The COVID-19 state of emergency Massachusetts Gov. Charlie Baker declared last year ended Tuesday, yet the commonwealth’s government — for the most part — remains closed to the public. The Legislature hasn’t announced when it plans to resume the people’s business in person.

When pandemic-related restrictions on schools, businesses and even local governments in Massachusetts have been lifted — the Pittsfield City Council will resume in-person meetings next week — it’s time for state government to do the same.

A plan may be in the works? In late May, the State House News Service reported that House leaders and staff were at work on a “comprehensive plan” to reopen the State House to staff and the public. But no timeline for re-opening the building or resuming in-person sessions has emerged.

The delay hasn’t gone unnoticed.

“It’s time for them to come back to work,” David Tuerck, the president of the Beacon Hill Institute, a public policy group in Boston, recently told the Salem News. “If you can walk into a bar without a mask and order a drink, you would think it would be safe for lawmakers to come back and do their jobs.”

Since last year, the 200-member Legislature has conducted business in a hybrid — remote and in-person — approach that limits the number of lawmakers who can be in chambers when business is being conducted. Committee meetings have been held remotely over the past year. Other meetings have been held with a few members present in both the House and the Senate.

That approach is hard to justify when the state of emergency has been lifted and people are beginning to resume normal life again.

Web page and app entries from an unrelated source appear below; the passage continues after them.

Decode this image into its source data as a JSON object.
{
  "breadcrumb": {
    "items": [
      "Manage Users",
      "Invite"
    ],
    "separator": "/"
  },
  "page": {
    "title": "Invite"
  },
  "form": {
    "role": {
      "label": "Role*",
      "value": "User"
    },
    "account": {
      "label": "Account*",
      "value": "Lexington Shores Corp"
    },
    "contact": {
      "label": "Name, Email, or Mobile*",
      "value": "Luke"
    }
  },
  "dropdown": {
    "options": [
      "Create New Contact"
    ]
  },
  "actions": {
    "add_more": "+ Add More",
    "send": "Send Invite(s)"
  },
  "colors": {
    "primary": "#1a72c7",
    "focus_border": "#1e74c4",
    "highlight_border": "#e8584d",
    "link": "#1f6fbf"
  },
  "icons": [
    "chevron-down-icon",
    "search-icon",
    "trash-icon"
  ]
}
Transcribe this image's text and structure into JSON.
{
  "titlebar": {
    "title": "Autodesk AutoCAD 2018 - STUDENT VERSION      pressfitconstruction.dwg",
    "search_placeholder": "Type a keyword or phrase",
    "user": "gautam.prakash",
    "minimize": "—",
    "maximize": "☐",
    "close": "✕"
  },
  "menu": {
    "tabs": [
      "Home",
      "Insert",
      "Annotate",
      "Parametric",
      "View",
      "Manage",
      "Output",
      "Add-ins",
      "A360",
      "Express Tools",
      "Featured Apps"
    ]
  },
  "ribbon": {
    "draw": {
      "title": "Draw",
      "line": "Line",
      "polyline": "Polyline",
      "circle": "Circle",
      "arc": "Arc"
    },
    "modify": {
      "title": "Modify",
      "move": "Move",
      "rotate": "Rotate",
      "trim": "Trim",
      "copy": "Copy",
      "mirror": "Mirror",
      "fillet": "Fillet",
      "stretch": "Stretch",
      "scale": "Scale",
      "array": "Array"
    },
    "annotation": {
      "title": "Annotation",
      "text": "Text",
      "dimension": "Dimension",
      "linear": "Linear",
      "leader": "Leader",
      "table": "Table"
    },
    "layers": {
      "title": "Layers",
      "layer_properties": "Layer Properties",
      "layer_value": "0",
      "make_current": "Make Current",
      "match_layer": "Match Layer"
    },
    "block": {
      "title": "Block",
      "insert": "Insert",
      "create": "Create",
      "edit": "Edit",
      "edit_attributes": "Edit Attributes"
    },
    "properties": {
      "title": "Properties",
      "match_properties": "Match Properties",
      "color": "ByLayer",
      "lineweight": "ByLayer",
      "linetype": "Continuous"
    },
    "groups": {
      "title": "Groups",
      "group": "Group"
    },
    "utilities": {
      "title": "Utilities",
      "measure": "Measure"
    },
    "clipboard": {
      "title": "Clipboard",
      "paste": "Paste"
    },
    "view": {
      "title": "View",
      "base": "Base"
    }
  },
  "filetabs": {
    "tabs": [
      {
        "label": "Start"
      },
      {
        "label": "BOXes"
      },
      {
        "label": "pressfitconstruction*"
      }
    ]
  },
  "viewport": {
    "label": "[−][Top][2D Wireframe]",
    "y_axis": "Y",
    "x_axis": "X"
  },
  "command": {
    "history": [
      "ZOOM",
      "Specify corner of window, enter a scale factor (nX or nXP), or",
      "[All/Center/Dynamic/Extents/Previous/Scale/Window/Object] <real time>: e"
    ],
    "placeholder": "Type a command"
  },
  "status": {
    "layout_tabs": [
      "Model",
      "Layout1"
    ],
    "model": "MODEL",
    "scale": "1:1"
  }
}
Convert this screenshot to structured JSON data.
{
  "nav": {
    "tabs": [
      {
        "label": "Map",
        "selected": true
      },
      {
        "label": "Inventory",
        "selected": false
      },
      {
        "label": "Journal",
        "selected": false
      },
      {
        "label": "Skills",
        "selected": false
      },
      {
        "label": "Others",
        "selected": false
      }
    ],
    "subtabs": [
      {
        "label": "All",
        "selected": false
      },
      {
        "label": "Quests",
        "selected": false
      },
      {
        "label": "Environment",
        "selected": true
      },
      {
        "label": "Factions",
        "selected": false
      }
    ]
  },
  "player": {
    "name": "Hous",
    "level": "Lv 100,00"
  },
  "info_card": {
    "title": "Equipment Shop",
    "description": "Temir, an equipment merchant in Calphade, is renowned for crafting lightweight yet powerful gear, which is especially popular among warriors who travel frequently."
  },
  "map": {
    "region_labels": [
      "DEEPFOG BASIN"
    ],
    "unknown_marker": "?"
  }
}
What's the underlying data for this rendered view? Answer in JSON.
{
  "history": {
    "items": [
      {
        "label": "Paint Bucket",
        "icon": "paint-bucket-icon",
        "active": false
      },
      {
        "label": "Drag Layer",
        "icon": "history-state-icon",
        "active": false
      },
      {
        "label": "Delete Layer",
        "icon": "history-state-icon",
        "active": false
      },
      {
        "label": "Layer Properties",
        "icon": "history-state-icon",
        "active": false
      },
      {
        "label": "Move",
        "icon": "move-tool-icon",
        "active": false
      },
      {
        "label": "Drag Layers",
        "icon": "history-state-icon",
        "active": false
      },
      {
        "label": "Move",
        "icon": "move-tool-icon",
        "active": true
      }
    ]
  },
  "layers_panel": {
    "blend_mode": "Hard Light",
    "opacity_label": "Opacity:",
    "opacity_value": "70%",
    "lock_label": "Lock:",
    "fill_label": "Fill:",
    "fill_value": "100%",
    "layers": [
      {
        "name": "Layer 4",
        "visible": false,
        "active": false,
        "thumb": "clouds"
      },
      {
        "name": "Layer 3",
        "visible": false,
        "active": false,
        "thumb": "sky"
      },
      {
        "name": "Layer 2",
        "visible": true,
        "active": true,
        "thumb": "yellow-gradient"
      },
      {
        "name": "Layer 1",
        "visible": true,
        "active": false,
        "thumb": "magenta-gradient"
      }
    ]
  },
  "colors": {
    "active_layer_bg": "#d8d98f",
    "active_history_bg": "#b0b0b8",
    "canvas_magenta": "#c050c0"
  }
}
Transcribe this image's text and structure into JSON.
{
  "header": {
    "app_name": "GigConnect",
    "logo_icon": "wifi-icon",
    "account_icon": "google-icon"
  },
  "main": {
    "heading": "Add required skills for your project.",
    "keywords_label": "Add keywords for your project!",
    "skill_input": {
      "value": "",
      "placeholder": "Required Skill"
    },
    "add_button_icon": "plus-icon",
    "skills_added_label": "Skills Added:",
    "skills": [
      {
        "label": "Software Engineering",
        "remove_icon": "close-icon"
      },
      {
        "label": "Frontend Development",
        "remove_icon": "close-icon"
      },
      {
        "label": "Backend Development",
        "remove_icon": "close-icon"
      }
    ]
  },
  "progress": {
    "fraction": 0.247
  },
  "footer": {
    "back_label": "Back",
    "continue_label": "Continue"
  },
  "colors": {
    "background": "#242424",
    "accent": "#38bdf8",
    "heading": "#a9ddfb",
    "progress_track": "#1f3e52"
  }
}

While the Legislature should be meeting in person, it should look to retain Zoom technology as a two-fold benefit for its own transparency and to facilitate more public input.

Lawmakers in neighboring states have already resumed in-person meetings. In New Hampshire, the House began meeting in person last fall in a large sports complex. In Maine, the House and Senate resumed in-person meetings earlier this month.

It’s time for Massachusetts lawmakers to follow their lead and do the same.